Work instruction
Tell how many lines in the data hold "title", giving that figure alone.

┌──

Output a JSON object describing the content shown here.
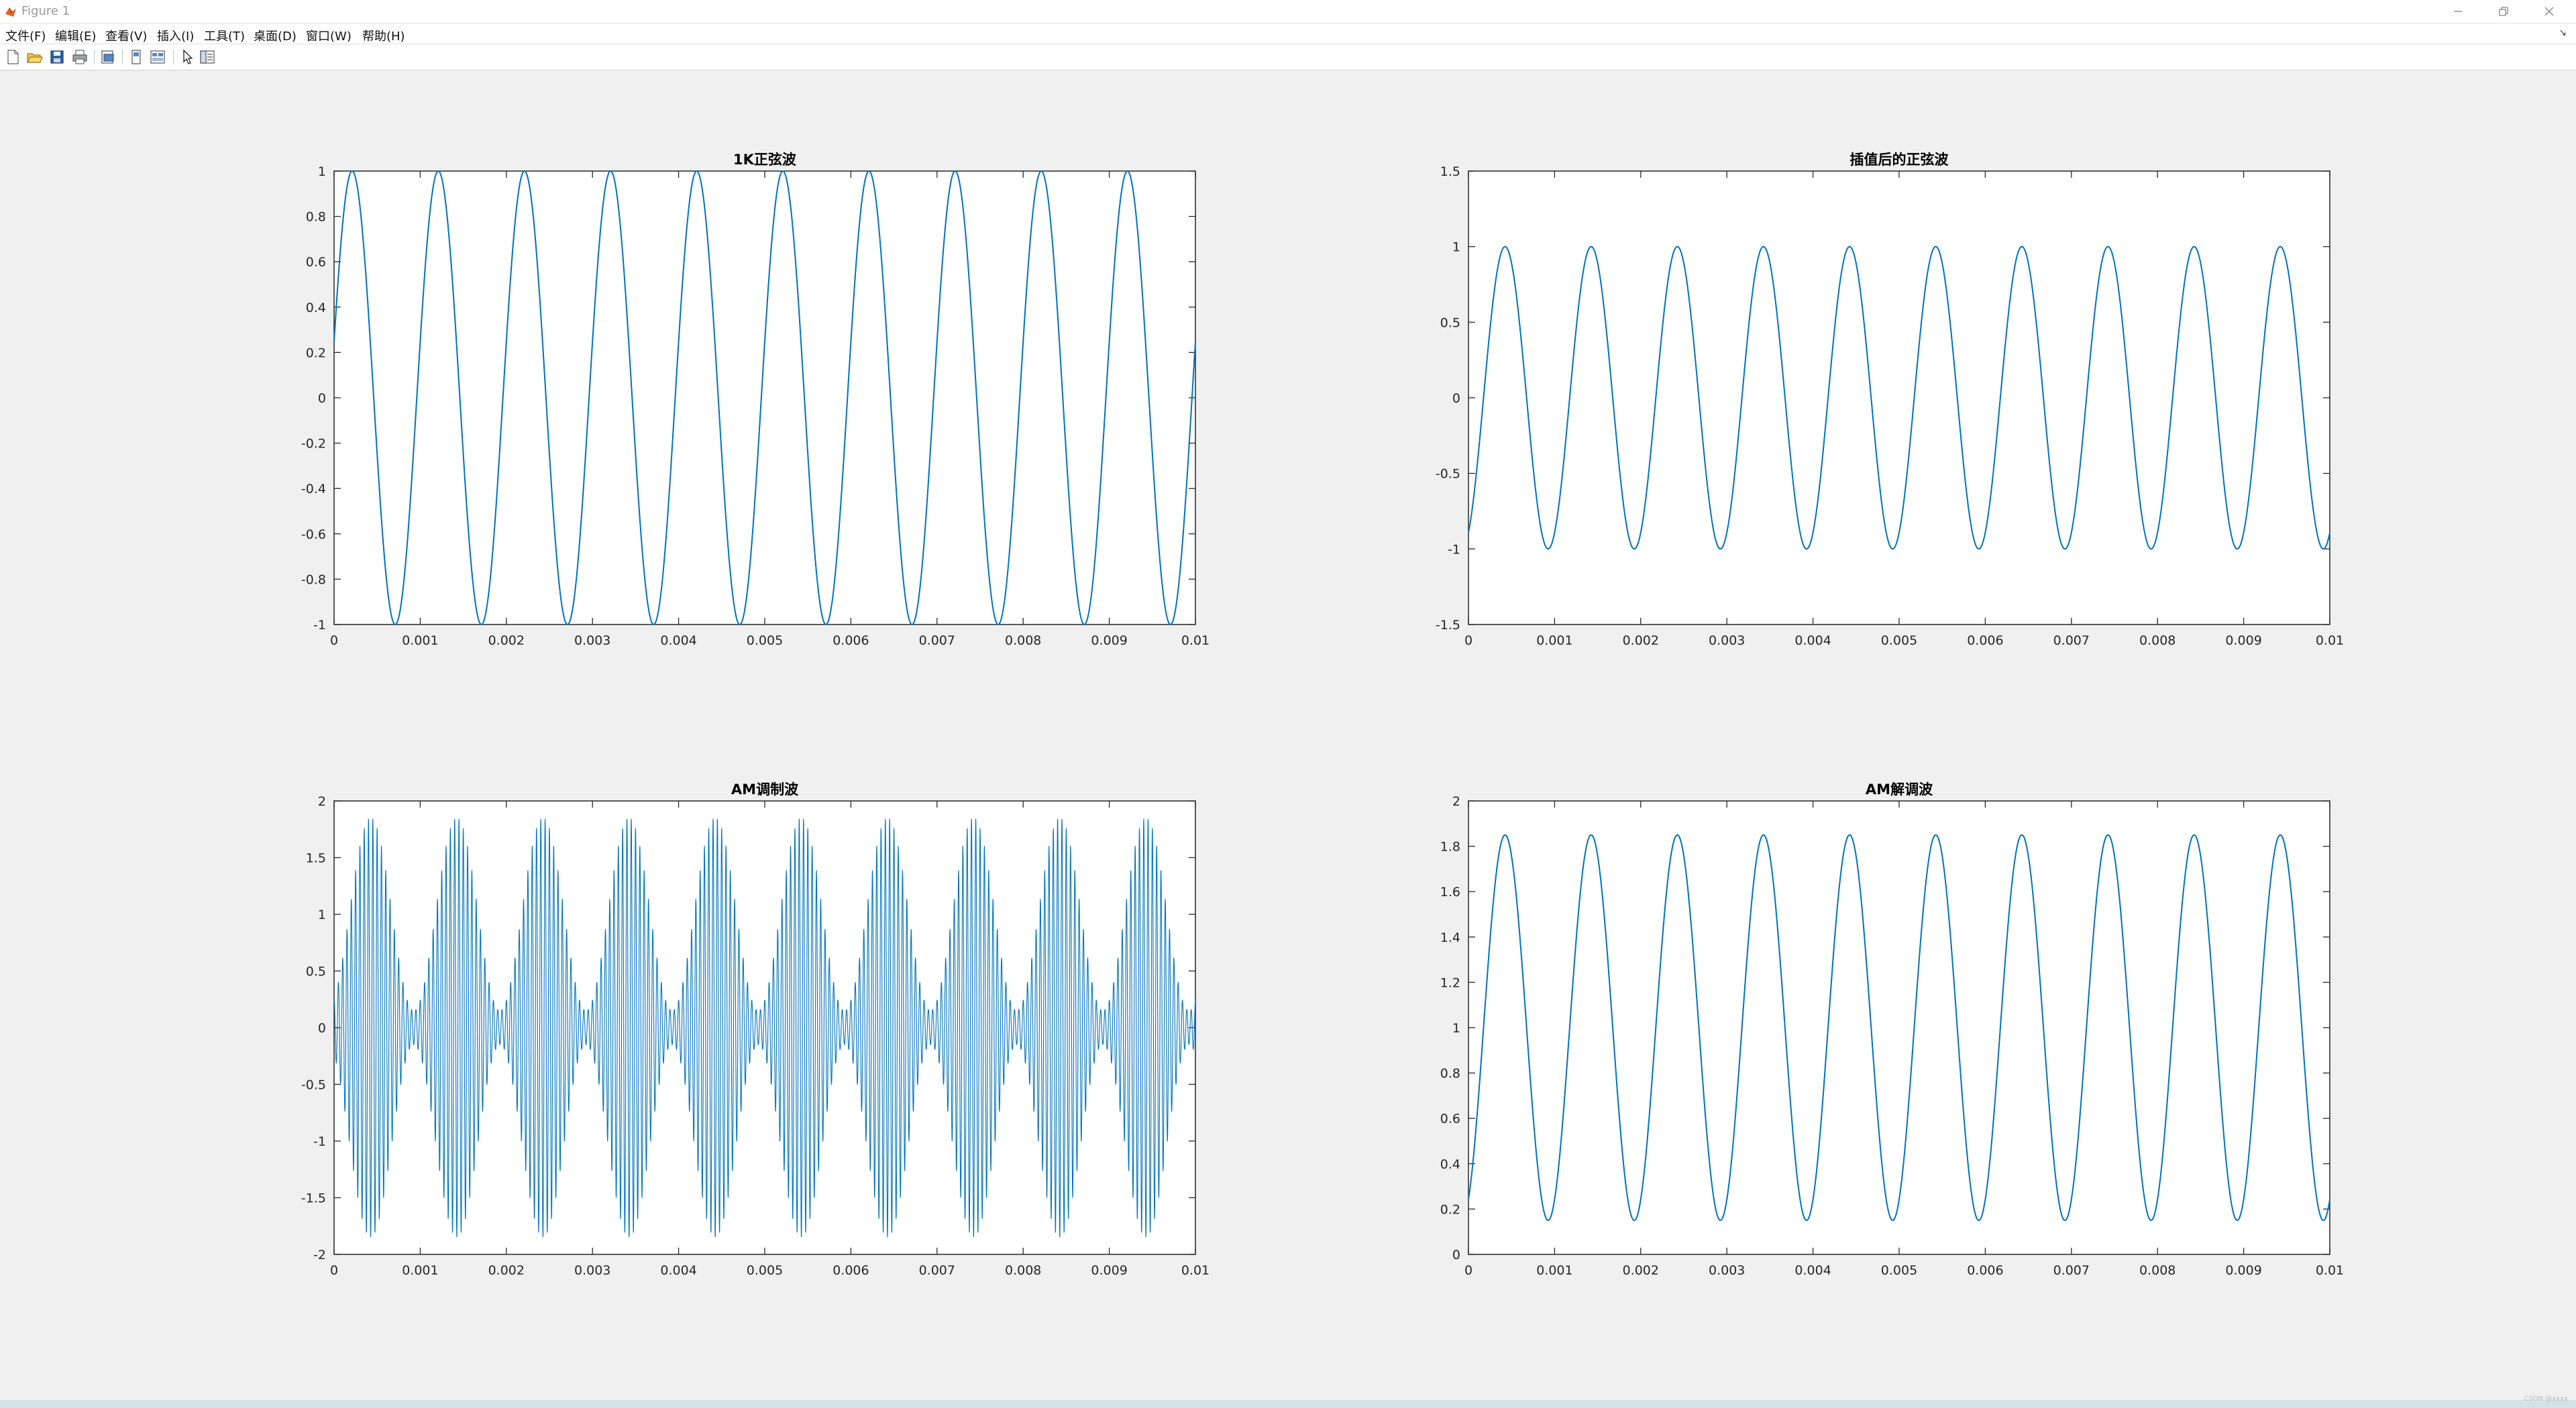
{
  "window": {
    "title": "Figure 1"
  },
  "menu": {
    "items": [
      "文件(F)",
      "编辑(E)",
      "查看(V)",
      "插入(I)",
      "工具(T)",
      "桌面(D)",
      "窗口(W)",
      "帮助(H)"
    ]
  },
  "toolbar": {
    "buttons": [
      "new-figure-icon",
      "open-file-icon",
      "save-icon",
      "print-icon",
      "print-preview-icon",
      "hide-toolbar-icon",
      "property-editor-icon",
      "edit-plot-pointer-icon",
      "open-property-inspector-icon"
    ]
  },
  "colors": {
    "line": "#0072BD",
    "axes_bg": "#ffffff",
    "figure_bg": "#f0f0f0"
  },
  "watermark": "CSDN @xxxx",
  "chart_data": [
    {
      "type": "line",
      "title": "1K正弦波",
      "xlim": [
        0,
        0.01
      ],
      "ylim": [
        -1,
        1
      ],
      "xticks": [
        "0",
        "0.001",
        "0.002",
        "0.003",
        "0.004",
        "0.005",
        "0.006",
        "0.007",
        "0.008",
        "0.009",
        "0.01"
      ],
      "yticks": [
        "-1",
        "-0.8",
        "-0.6",
        "-0.4",
        "-0.2",
        "0",
        "0.2",
        "0.4",
        "0.6",
        "0.8",
        "1"
      ],
      "series": [
        {
          "kind": "sine",
          "amplitude": 1,
          "offset": 0,
          "frequency_hz": 1000,
          "phase_rad": 0.25
        }
      ]
    },
    {
      "type": "line",
      "title": "插值后的正弦波",
      "xlim": [
        0,
        0.01
      ],
      "ylim": [
        -1.5,
        1.5
      ],
      "xticks": [
        "0",
        "0.001",
        "0.002",
        "0.003",
        "0.004",
        "0.005",
        "0.006",
        "0.007",
        "0.008",
        "0.009",
        "0.01"
      ],
      "yticks": [
        "-1.5",
        "-1",
        "-0.5",
        "0",
        "0.5",
        "1",
        "1.5"
      ],
      "series": [
        {
          "kind": "sine",
          "amplitude": 1,
          "offset": 0,
          "frequency_hz": 1000,
          "phase_rad": -1.1
        }
      ]
    },
    {
      "type": "line",
      "title": "AM调制波",
      "xlim": [
        0,
        0.01
      ],
      "ylim": [
        -2,
        2
      ],
      "xticks": [
        "0",
        "0.001",
        "0.002",
        "0.003",
        "0.004",
        "0.005",
        "0.006",
        "0.007",
        "0.008",
        "0.009",
        "0.01"
      ],
      "yticks": [
        "-2",
        "-1.5",
        "-1",
        "-0.5",
        "0",
        "0.5",
        "1",
        "1.5",
        "2"
      ],
      "series": [
        {
          "kind": "am",
          "carrier_offset": 1,
          "modulation_amplitude": 0.85,
          "frequency_hz": 1000,
          "phase_rad": -1.1,
          "carrier_hz": 20000
        }
      ]
    },
    {
      "type": "line",
      "title": "AM解调波",
      "xlim": [
        0,
        0.01
      ],
      "ylim": [
        0,
        2
      ],
      "xticks": [
        "0",
        "0.001",
        "0.002",
        "0.003",
        "0.004",
        "0.005",
        "0.006",
        "0.007",
        "0.008",
        "0.009",
        "0.01"
      ],
      "yticks": [
        "0",
        "0.2",
        "0.4",
        "0.6",
        "0.8",
        "1",
        "1.2",
        "1.4",
        "1.6",
        "1.8",
        "2"
      ],
      "series": [
        {
          "kind": "sine",
          "amplitude": 0.85,
          "offset": 1,
          "frequency_hz": 1000,
          "phase_rad": -1.1
        }
      ]
    }
  ]
}
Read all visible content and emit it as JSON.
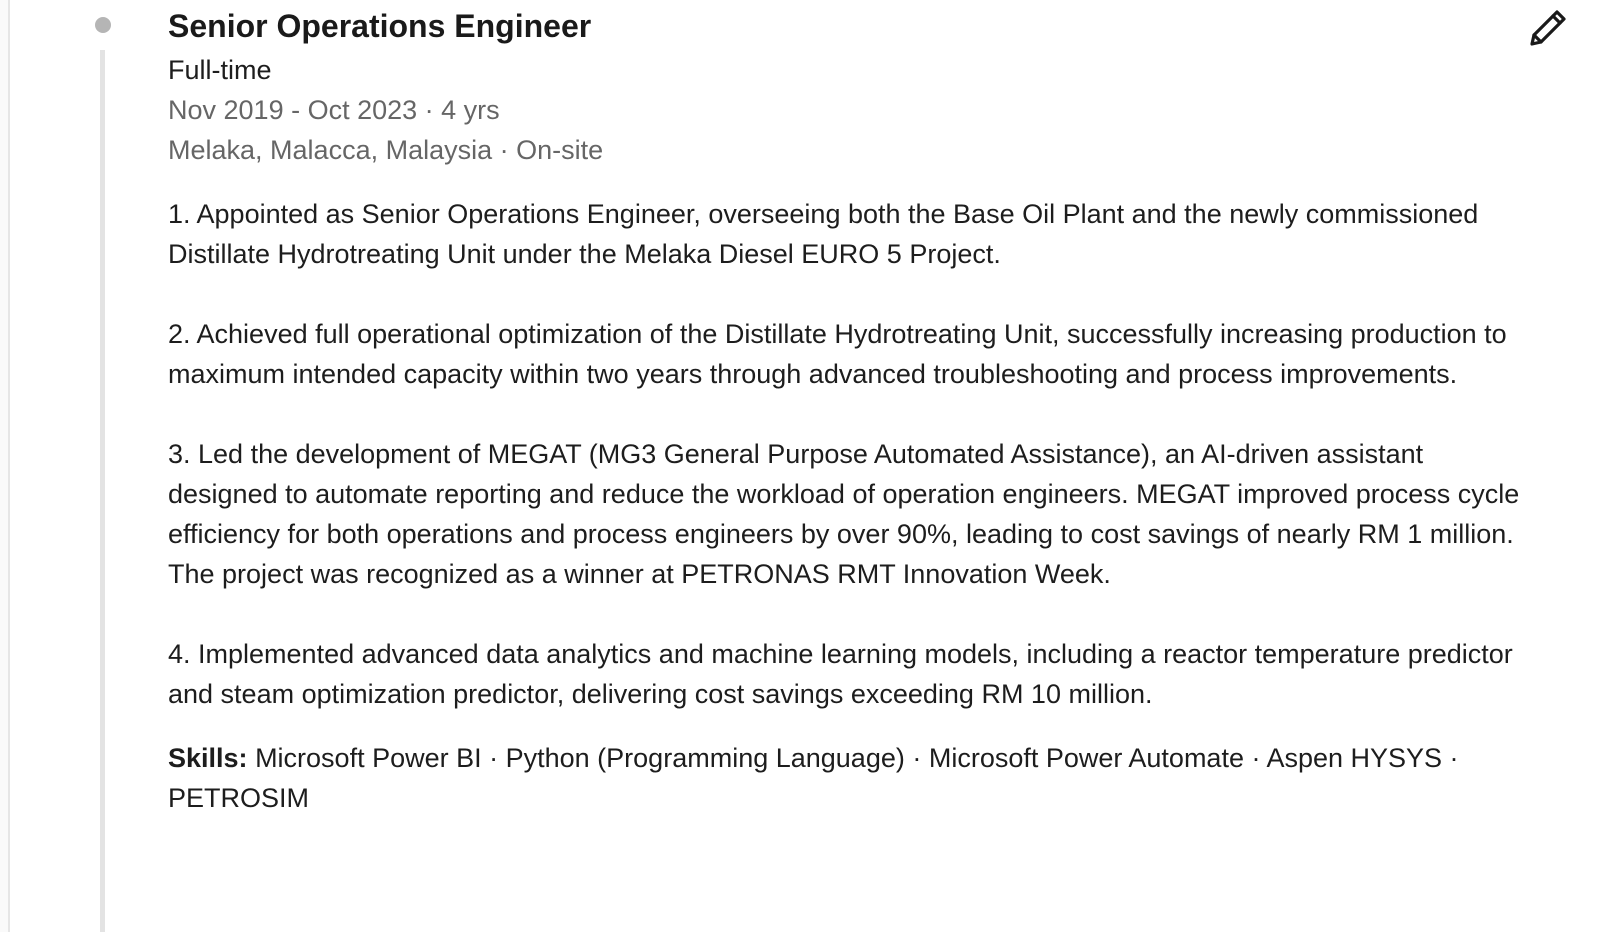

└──

Result of the exercise
5